05 Nov Why SaaS is My Favorite Business Model
I’ve dabbled — in some cases quite heavily — into a number of varied and crazy business models over the last several years. Some of the virtually-based, others more real. All of them have married technology, even if the technology was somehow already embedded in the service offering. Each instance of exploration becomes a learning experience in its own right, wherein “best practices” become the proverbial cream that eventually rises to the top.
While I’ve not experimented with some forms of business growth, including those that require a bit of creative financial engineering, I would say because of my work in M&A, that even if I haven’t operated a particular niche, that I’ve had the unique experience of looking under the hood of literally dozens of companies–good and bad–to see what makes them tick.
In doing so, I’ve found a few models that I would absolutely love to replicate. Among them, are those operating software-as-a-service businesses where hosting, both individual and enterprise makes up the lion’s share of corporate revenue.
I love the idea of predictable profits. When advising companies who may be struggling, in some cases the costs got wildly out of control because revenue predictability was unstable. In companies looking to grow, costs are often ignored at the expensive of growing the top-line. Moving from growth to stability becomes the hiccup that can tank start-ups looking to edge to the next level. Revenue from SaaS, PaaS or IaaS creates a much more predictable ecosystem for corporate growth.
The nature of today’s risky business environment favors predictability. It helps to lessen the risk burden faced by many companies and management who may be concerned with our fiscal future.
When it comes to scaled cash and cash growth, nothing beats hosting–nothing. With the right infrastructure in place, nearly anything is possible. Here’s a simple for instance. One of the companies I currently advise runs a enterprise-based SaaS solution. They currently have 20K+ hosted nodes running high-definition unstructured data. They’re doing it on five servers each of which has a hardware cost of about $700 each. Talk about return on investment.
Residual Cash Flows
Like real estate, hosting revenues provide a continual stream of residual income.
When firms look to invest in other markets that may be outside the initial wheelhouse of some form of cloud hosting, they can point to such hosting contracts as a viable stream from which to borrow against. In fact, I can think of two corporate finance firms that I’ve met with recently that provide bridge loans, direct asset purchases loans and large debt financing rounds thanks to the large residual cash flows coming into the business. This is a massive benefit to companies looking for quick cash without having to forfeit equity to do so. A great example is a SaaS or PaaS-based company with long-term contract with the United States Military. The contract will certainly involve an upfront cost that may be prohibitive to the company, but for which the eventual income on the back-end makes the project extremely enticing.
Getting a great interest rate from non-bank lenders (unfortunately, banks have been hesitant of late to provide financing in some of these types of unique situations) is much more easy when you’ve a predictable “contract-based” income stream from hosting revenues or something similar.
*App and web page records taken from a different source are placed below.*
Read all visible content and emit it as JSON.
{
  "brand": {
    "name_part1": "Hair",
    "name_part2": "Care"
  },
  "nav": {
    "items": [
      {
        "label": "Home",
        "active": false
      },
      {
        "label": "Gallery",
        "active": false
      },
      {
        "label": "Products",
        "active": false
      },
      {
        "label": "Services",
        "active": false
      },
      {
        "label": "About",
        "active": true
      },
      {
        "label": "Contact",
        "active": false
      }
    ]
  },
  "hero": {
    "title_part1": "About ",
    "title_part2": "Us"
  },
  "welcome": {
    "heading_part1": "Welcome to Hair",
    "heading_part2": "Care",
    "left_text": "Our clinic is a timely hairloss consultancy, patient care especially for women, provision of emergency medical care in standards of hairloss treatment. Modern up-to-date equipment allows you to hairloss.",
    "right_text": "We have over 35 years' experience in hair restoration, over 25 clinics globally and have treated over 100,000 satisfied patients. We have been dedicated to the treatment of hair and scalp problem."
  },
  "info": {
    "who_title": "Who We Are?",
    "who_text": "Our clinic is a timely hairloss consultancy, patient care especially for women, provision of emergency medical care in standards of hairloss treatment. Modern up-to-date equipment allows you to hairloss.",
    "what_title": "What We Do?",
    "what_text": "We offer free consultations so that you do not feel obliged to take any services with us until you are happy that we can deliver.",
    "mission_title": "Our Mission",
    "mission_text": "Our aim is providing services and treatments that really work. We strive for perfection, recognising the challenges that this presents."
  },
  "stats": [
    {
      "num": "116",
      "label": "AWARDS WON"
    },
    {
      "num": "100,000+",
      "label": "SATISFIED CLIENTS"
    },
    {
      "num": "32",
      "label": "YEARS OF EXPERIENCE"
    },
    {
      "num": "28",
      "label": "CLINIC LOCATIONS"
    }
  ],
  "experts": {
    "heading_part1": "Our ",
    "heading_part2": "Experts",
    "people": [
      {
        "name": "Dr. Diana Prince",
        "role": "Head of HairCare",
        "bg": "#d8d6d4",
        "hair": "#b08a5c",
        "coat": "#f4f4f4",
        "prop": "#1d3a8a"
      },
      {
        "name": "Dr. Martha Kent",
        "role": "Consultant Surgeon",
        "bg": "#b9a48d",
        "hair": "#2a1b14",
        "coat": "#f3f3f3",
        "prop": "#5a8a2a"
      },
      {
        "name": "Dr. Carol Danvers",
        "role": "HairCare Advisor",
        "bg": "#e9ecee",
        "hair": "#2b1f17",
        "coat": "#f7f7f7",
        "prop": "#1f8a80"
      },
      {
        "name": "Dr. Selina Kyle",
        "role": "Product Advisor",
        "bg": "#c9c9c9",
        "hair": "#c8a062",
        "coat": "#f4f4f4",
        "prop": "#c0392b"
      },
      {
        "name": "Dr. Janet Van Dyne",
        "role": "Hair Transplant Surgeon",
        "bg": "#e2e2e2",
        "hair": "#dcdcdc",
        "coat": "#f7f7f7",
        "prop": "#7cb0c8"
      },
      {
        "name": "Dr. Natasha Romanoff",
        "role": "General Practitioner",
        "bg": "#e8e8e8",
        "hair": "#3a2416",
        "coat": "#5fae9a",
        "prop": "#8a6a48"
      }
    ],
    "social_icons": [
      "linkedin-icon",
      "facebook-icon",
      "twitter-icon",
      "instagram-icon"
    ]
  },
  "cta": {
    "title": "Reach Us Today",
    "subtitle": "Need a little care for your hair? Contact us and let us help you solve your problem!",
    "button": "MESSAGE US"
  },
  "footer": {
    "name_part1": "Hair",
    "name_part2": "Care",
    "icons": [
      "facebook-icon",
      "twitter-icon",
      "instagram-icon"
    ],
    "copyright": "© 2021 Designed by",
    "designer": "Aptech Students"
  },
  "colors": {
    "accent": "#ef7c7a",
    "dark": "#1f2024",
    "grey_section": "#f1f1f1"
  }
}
Residual cash flows that are highly-predictable also makes corporate valuation that much easier because such streams can be more easily discounted.
The features previously mentioned help to contribute to strong multiples for business valuations in this space. Strong multiples means a greater payout or bang-for-your-buck when it comes time to sell the business. In short, investors–both strategic and financial–typically pay a premium for companies with all the other features mentioned above.
Perhaps one of the greatest reasons I love SaaS business models is the fact that they include all the elements of the new digital economy: finance, technology, marketing and operations into a single one-stop-shop. What’s your favorite business model?